[Web page and app entries]
.....
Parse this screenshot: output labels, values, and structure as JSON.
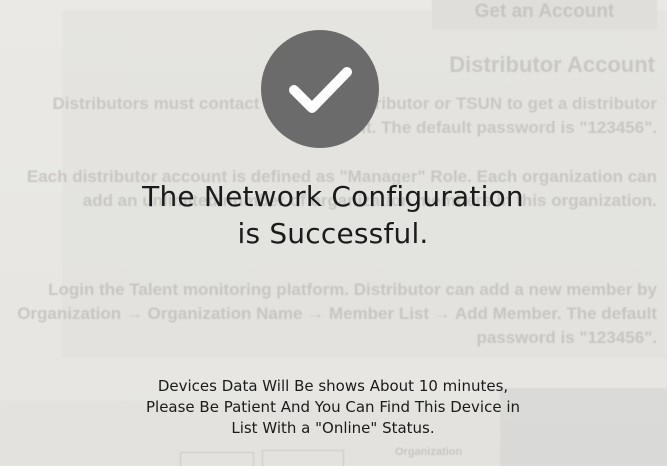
{
  "background": {
    "top_button_label": "Get an Account",
    "heading": "Distributor Account",
    "para1": "Distributors must contact the talent distributor or TSUN to get a distributor account. The default password is \"123456\".",
    "para2": "Each distributor account is defined as \"Manager\" Role. Each organization can add an unlimited number of organization members in this organization.",
    "para3": "Login the Talent monitoring platform. Distributor can add a new member by Organization → Organization Name → Member List → Add Member. The default password is \"123456\".",
    "bottom_label": "Organization"
  },
  "dialog": {
    "icon": "checkmark-icon",
    "icon_color": "#6b6b6b",
    "title_line1": "The Network Configuration",
    "title_line2": "is Successful.",
    "info_line1": "Devices Data Will Be shows About 10 minutes,",
    "info_line2": "Please Be Patient And You Can Find This Device in",
    "info_line3": "List With a \"Online\" Status."
  }
}
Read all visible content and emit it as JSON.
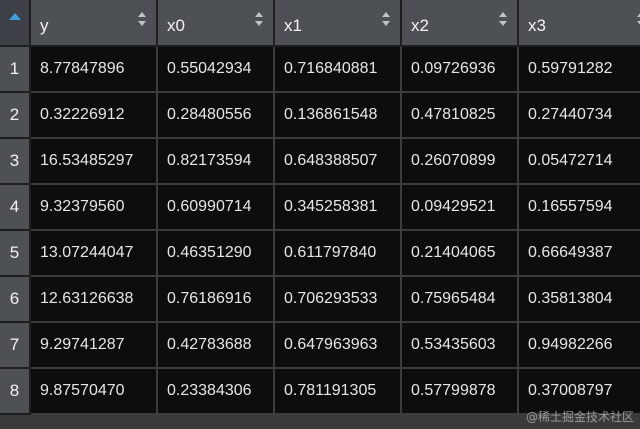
{
  "columns": [
    "y",
    "x0",
    "x1",
    "x2",
    "x3"
  ],
  "rows": [
    {
      "index": "1",
      "cells": [
        "8.77847896",
        "0.55042934",
        "0.716840881",
        "0.09726936",
        "0.59791282"
      ]
    },
    {
      "index": "2",
      "cells": [
        "0.32226912",
        "0.28480556",
        "0.136861548",
        "0.47810825",
        "0.27440734"
      ]
    },
    {
      "index": "3",
      "cells": [
        "16.53485297",
        "0.82173594",
        "0.648388507",
        "0.26070899",
        "0.05472714"
      ]
    },
    {
      "index": "4",
      "cells": [
        "9.32379560",
        "0.60990714",
        "0.345258381",
        "0.09429521",
        "0.16557594"
      ]
    },
    {
      "index": "5",
      "cells": [
        "13.07244047",
        "0.46351290",
        "0.611797840",
        "0.21404065",
        "0.66649387"
      ]
    },
    {
      "index": "6",
      "cells": [
        "12.63126638",
        "0.76186916",
        "0.706293533",
        "0.75965484",
        "0.35813804"
      ]
    },
    {
      "index": "7",
      "cells": [
        "9.29741287",
        "0.42783688",
        "0.647963963",
        "0.53435603",
        "0.94982266"
      ]
    },
    {
      "index": "8",
      "cells": [
        "9.87570470",
        "0.23384306",
        "0.781191305",
        "0.57799878",
        "0.37008797"
      ]
    }
  ],
  "watermark": "@稀土掘金技术社区",
  "colors": {
    "header_bg": "#4d5156",
    "cell_bg": "#0d0d0d",
    "sort_active": "#3fa0e0"
  },
  "icons": {
    "sort": "sort-arrows-icon",
    "sort_active": "sort-ascending-icon"
  }
}
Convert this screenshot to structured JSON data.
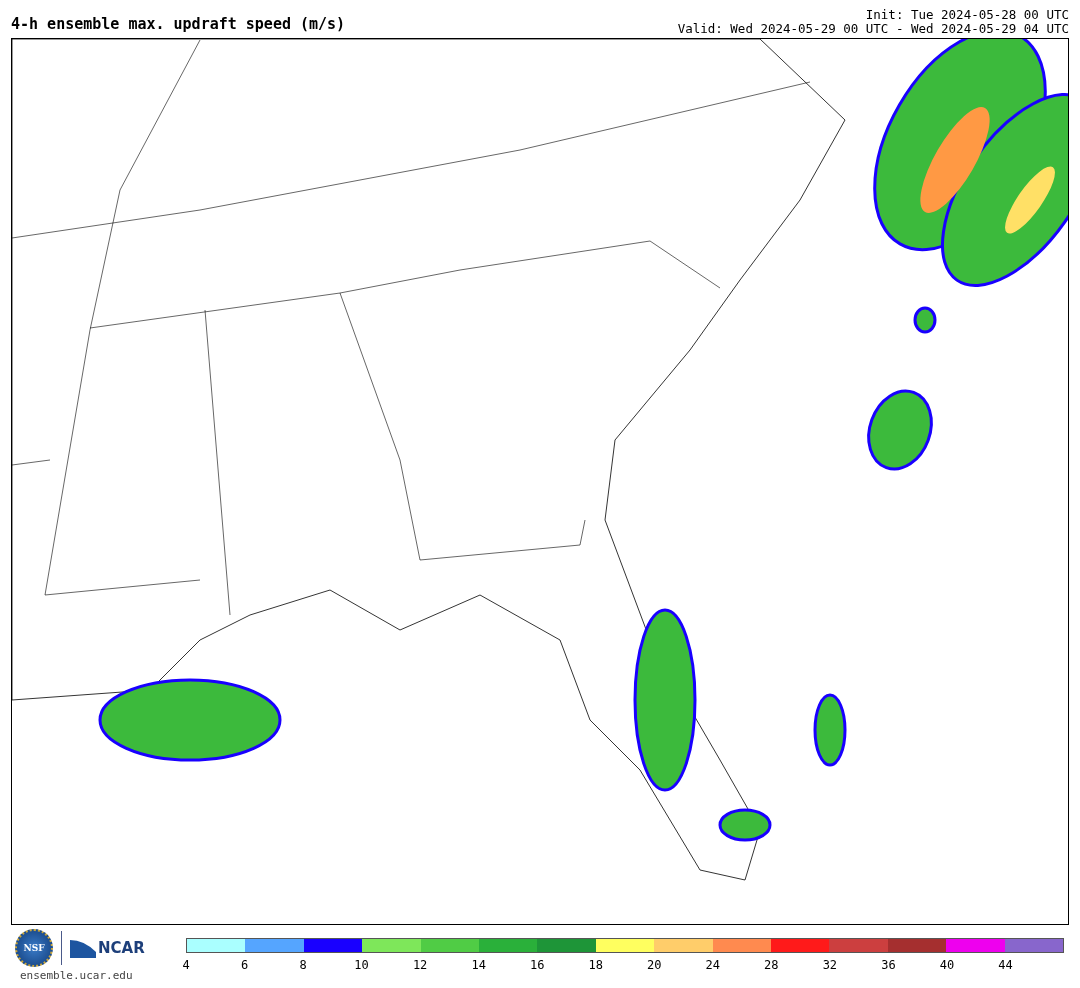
{
  "header": {
    "title": "4-h ensemble max. updraft speed (m/s)",
    "init": "Init: Tue 2024-05-28 00 UTC",
    "valid": "Valid: Wed 2024-05-29 00 UTC - Wed 2024-05-29 04 UTC"
  },
  "footer": {
    "logo_nsf": "NSF",
    "logo_ncar": "NCAR",
    "site": "ensemble.ucar.edu"
  },
  "colorbar": {
    "bins": [
      {
        "color": "#aaffff"
      },
      {
        "color": "#55a5ff"
      },
      {
        "color": "#1900ff"
      },
      {
        "color": "#7ee75a"
      },
      {
        "color": "#50cc45"
      },
      {
        "color": "#2ab03a"
      },
      {
        "color": "#1e9538"
      },
      {
        "color": "#ffff5f"
      },
      {
        "color": "#ffcd6a"
      },
      {
        "color": "#ff8a4f"
      },
      {
        "color": "#ff1a1a"
      },
      {
        "color": "#cc3f3f"
      },
      {
        "color": "#a52f2f"
      },
      {
        "color": "#ee00ee"
      },
      {
        "color": "#8866cc"
      }
    ],
    "ticks": [
      "4",
      "6",
      "8",
      "10",
      "12",
      "14",
      "16",
      "18",
      "20",
      "24",
      "28",
      "32",
      "36",
      "40",
      "44"
    ]
  }
}
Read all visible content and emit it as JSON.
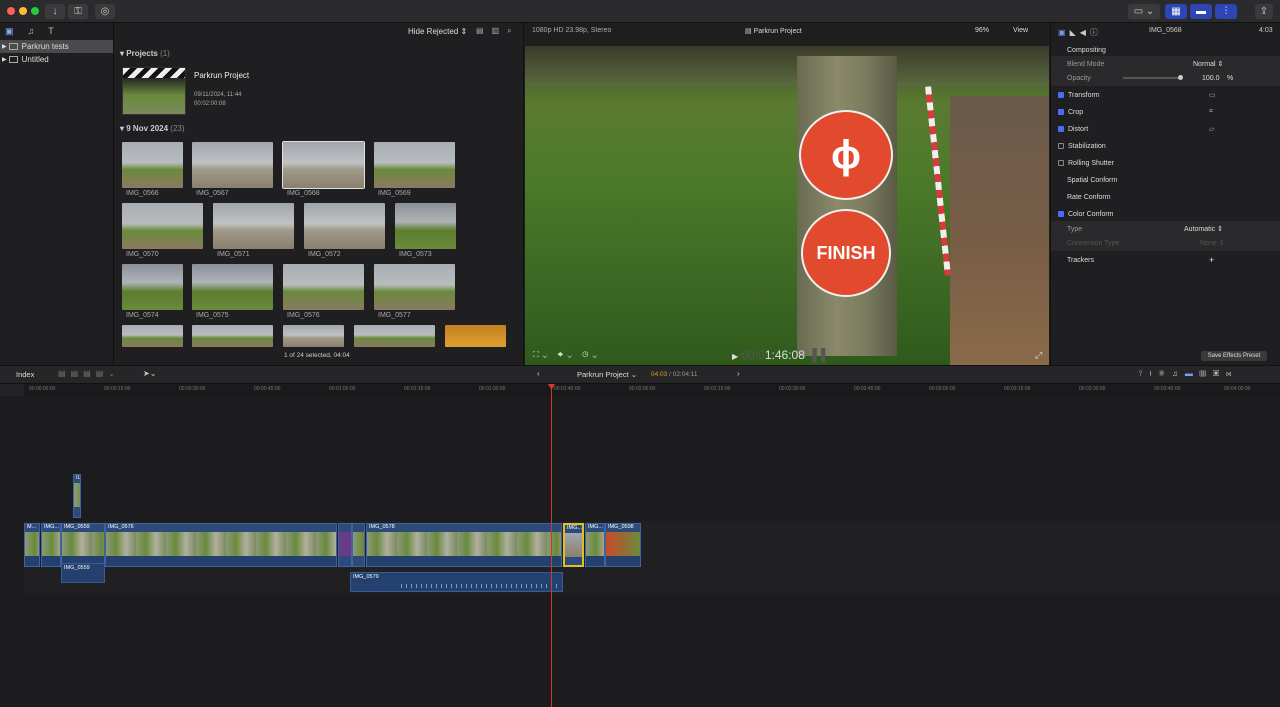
{
  "colors": {
    "accent": "#2e45b8",
    "playhead": "#d03a2a",
    "clip": "#2c4a7a",
    "selected_clip": "#e0c020",
    "timecode_highlight": "#e0a020"
  },
  "sidebar": {
    "items": [
      {
        "label": "Parkrun tests",
        "selected": true
      },
      {
        "label": "Untitled",
        "selected": false
      }
    ]
  },
  "browser": {
    "filter": "Hide Rejected ⇕",
    "projects_header": "Projects",
    "projects_count": "(1)",
    "project": {
      "name": "Parkrun Project",
      "date": "09/11/2024, 11:44",
      "duration": "00:02:00:08"
    },
    "event_header": "9 Nov 2024",
    "event_count": "(23)",
    "clips": [
      "IMG_0566",
      "IMG_0567",
      "IMG_0568",
      "IMG_0569",
      "IMG_0570",
      "IMG_0571",
      "IMG_0572",
      "IMG_0573",
      "IMG_0574",
      "IMG_0575",
      "IMG_0576",
      "IMG_0577"
    ],
    "status": "1 of 24 selected, 04:04"
  },
  "viewer": {
    "format": "1080p HD 23.98p, Stereo",
    "project_title": "Parkrun Project",
    "zoom": "96%",
    "view_label": "View",
    "timecode_dim": "00:0",
    "timecode": "1:46:08",
    "sign_text": "FINISH"
  },
  "inspector": {
    "clip_name": "IMG_0568",
    "duration": "4:03",
    "compositing": "Compositing",
    "blend_mode_label": "Blend Mode",
    "blend_mode_value": "Normal ⇕",
    "opacity_label": "Opacity",
    "opacity_value": "100.0",
    "opacity_unit": "%",
    "sections": [
      {
        "label": "Transform",
        "checked": true
      },
      {
        "label": "Crop",
        "checked": true
      },
      {
        "label": "Distort",
        "checked": true
      },
      {
        "label": "Stabilization",
        "checked": false
      },
      {
        "label": "Rolling Shutter",
        "checked": false
      },
      {
        "label": "Spatial Conform",
        "checked": null
      },
      {
        "label": "Rate Conform",
        "checked": null
      },
      {
        "label": "Color Conform",
        "checked": true
      }
    ],
    "type_label": "Type",
    "type_value": "Automatic ⇕",
    "conversion_label": "Conversion Type",
    "conversion_value": "None ⇕",
    "trackers_label": "Trackers",
    "trackers_add": "+",
    "save_preset": "Save Effects Preset"
  },
  "timeline": {
    "index_label": "Index",
    "project_name": "Parkrun Project ⌄",
    "position": "04:03",
    "total": "/ 02:04:11",
    "ruler": [
      "00:00:00:00",
      "00:00:15:00",
      "00:00:30:00",
      "00:00:45:00",
      "00:01:00:00",
      "00:01:15:00",
      "00:01:30:00",
      "00:01:45:00",
      "00:02:00:00",
      "00:02:15:00",
      "00:02:30:00",
      "00:02:45:00",
      "00:03:00:00",
      "00:03:15:00",
      "00:03:30:00",
      "00:03:45:00",
      "00:04:00:00"
    ],
    "connected_clip_label": "IL",
    "clip_labels": [
      "M...",
      "IMG...",
      "IMG_0559",
      "IMG_0576",
      "IMG_0578",
      "IMG...",
      "IMG...",
      "IMG_0598"
    ],
    "audio_labels": [
      "IMG_0559",
      "IMG_0579"
    ]
  }
}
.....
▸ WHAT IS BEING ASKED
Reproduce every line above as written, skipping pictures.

▸ EXERCISE OUTPUT
Parse this screenshot: output labels, values, and structure as JSON.
{
  "background": {
    "top_button_label": "Get an Account",
    "heading": "Distributor Account",
    "para1": "Distributors must contact the talent distributor or TSUN to get a distributor account. The default password is \"123456\".",
    "para2": "Each distributor account is defined as \"Manager\" Role. Each organization can add an unlimited number of organization members in this organization.",
    "para3": "Login the Talent monitoring platform. Distributor can add a new member by Organization → Organization Name → Member List → Add Member. The default password is \"123456\".",
    "bottom_label": "Organization"
  },
  "dialog": {
    "icon": "checkmark-icon",
    "icon_color": "#6b6b6b",
    "title_line1": "The Network Configuration",
    "title_line2": "is Successful.",
    "info_line1": "Devices Data Will Be shows About 10 minutes,",
    "info_line2": "Please Be Patient And You Can Find This Device in",
    "info_line3": "List With a \"Online\" Status."
  }
}
Read all visible content and emit it as JSON.
{
  "columns": [
    "y",
    "x0",
    "x1",
    "x2",
    "x3"
  ],
  "rows": [
    {
      "index": "1",
      "cells": [
        "8.77847896",
        "0.55042934",
        "0.716840881",
        "0.09726936",
        "0.59791282"
      ]
    },
    {
      "index": "2",
      "cells": [
        "0.32226912",
        "0.28480556",
        "0.136861548",
        "0.47810825",
        "0.27440734"
      ]
    },
    {
      "index": "3",
      "cells": [
        "16.53485297",
        "0.82173594",
        "0.648388507",
        "0.26070899",
        "0.05472714"
      ]
    },
    {
      "index": "4",
      "cells": [
        "9.32379560",
        "0.60990714",
        "0.345258381",
        "0.09429521",
        "0.16557594"
      ]
    },
    {
      "index": "5",
      "cells": [
        "13.07244047",
        "0.46351290",
        "0.611797840",
        "0.21404065",
        "0.66649387"
      ]
    },
    {
      "index": "6",
      "cells": [
        "12.63126638",
        "0.76186916",
        "0.706293533",
        "0.75965484",
        "0.35813804"
      ]
    },
    {
      "index": "7",
      "cells": [
        "9.29741287",
        "0.42783688",
        "0.647963963",
        "0.53435603",
        "0.94982266"
      ]
    },
    {
      "index": "8",
      "cells": [
        "9.87570470",
        "0.23384306",
        "0.781191305",
        "0.57799878",
        "0.37008797"
      ]
    }
  ],
  "watermark": "@稀土掘金技术社区",
  "colors": {
    "header_bg": "#4d5156",
    "cell_bg": "#0d0d0d",
    "sort_active": "#3fa0e0"
  },
  "icons": {
    "sort": "sort-arrows-icon",
    "sort_active": "sort-ascending-icon"
  }
}
Convert this screenshot to structured JSON data.
{
  "header": {
    "title": "4-h ensemble max. updraft speed (m/s)",
    "init": "Init: Tue 2024-05-28 00 UTC",
    "valid": "Valid: Wed 2024-05-29 00 UTC - Wed 2024-05-29 04 UTC"
  },
  "footer": {
    "logo_nsf": "NSF",
    "logo_ncar": "NCAR",
    "site": "ensemble.ucar.edu"
  },
  "colorbar": {
    "bins": [
      {
        "color": "#aaffff"
      },
      {
        "color": "#55a5ff"
      },
      {
        "color": "#1900ff"
      },
      {
        "color": "#7ee75a"
      },
      {
        "color": "#50cc45"
      },
      {
        "color": "#2ab03a"
      },
      {
        "color": "#1e9538"
      },
      {
        "color": "#ffff5f"
      },
      {
        "color": "#ffcd6a"
      },
      {
        "color": "#ff8a4f"
      },
      {
        "color": "#ff1a1a"
      },
      {
        "color": "#cc3f3f"
      },
      {
        "color": "#a52f2f"
      },
      {
        "color": "#ee00ee"
      },
      {
        "color": "#8866cc"
      }
    ],
    "ticks": [
      "4",
      "6",
      "8",
      "10",
      "12",
      "14",
      "16",
      "18",
      "20",
      "24",
      "28",
      "32",
      "36",
      "40",
      "44"
    ]
  }
}
Read all visible content and emit it as JSON.
{
  "colors": {
    "accent": "#2e45b8",
    "playhead": "#d03a2a",
    "clip": "#2c4a7a",
    "selected_clip": "#e0c020",
    "timecode_highlight": "#e0a020"
  },
  "sidebar": {
    "items": [
      {
        "label": "Parkrun tests",
        "selected": true
      },
      {
        "label": "Untitled",
        "selected": false
      }
    ]
  },
  "browser": {
    "filter": "Hide Rejected ⇕",
    "projects_header": "Projects",
    "projects_count": "(1)",
    "project": {
      "name": "Parkrun Project",
      "date": "09/11/2024, 11:44",
      "duration": "00:02:00:08"
    },
    "event_header": "9 Nov 2024",
    "event_count": "(23)",
    "clips": [
      "IMG_0566",
      "IMG_0567",
      "IMG_0568",
      "IMG_0569",
      "IMG_0570",
      "IMG_0571",
      "IMG_0572",
      "IMG_0573",
      "IMG_0574",
      "IMG_0575",
      "IMG_0576",
      "IMG_0577"
    ],
    "status": "1 of 24 selected, 04:04"
  },
  "viewer": {
    "format": "1080p HD 23.98p, Stereo",
    "project_title": "Parkrun Project",
    "zoom": "96%",
    "view_label": "View",
    "timecode_dim": "00:0",
    "timecode": "1:46:08",
    "sign_text": "FINISH"
  },
  "inspector": {
    "clip_name": "IMG_0568",
    "duration": "4:03",
    "compositing": "Compositing",
    "blend_mode_label": "Blend Mode",
    "blend_mode_value": "Normal ⇕",
    "opacity_label": "Opacity",
    "opacity_value": "100.0",
    "opacity_unit": "%",
    "sections": [
      {
        "label": "Transform",
        "checked": true
      },
      {
        "label": "Crop",
        "checked": true
      },
      {
        "label": "Distort",
        "checked": true
      },
      {
        "label": "Stabilization",
        "checked": false
      },
      {
        "label": "Rolling Shutter",
        "checked": false
      },
      {
        "label": "Spatial Conform",
        "checked": null
      },
      {
        "label": "Rate Conform",
        "checked": null
      },
      {
        "label": "Color Conform",
        "checked": true
      }
    ],
    "type_label": "Type",
    "type_value": "Automatic ⇕",
    "conversion_label": "Conversion Type",
    "conversion_value": "None ⇕",
    "trackers_label": "Trackers",
    "trackers_add": "+",
    "save_preset": "Save Effects Preset"
  },
  "timeline": {
    "index_label": "Index",
    "project_name": "Parkrun Project ⌄",
    "position": "04:03",
    "total": "/ 02:04:11",
    "ruler": [
      "00:00:00:00",
      "00:00:15:00",
      "00:00:30:00",
      "00:00:45:00",
      "00:01:00:00",
      "00:01:15:00",
      "00:01:30:00",
      "00:01:45:00",
      "00:02:00:00",
      "00:02:15:00",
      "00:02:30:00",
      "00:02:45:00",
      "00:03:00:00",
      "00:03:15:00",
      "00:03:30:00",
      "00:03:45:00",
      "00:04:00:00"
    ],
    "connected_clip_label": "IL",
    "clip_labels": [
      "M...",
      "IMG...",
      "IMG_0559",
      "IMG_0576",
      "IMG_0578",
      "IMG...",
      "IMG...",
      "IMG_0598"
    ],
    "audio_labels": [
      "IMG_0559",
      "IMG_0579"
    ]
  }
}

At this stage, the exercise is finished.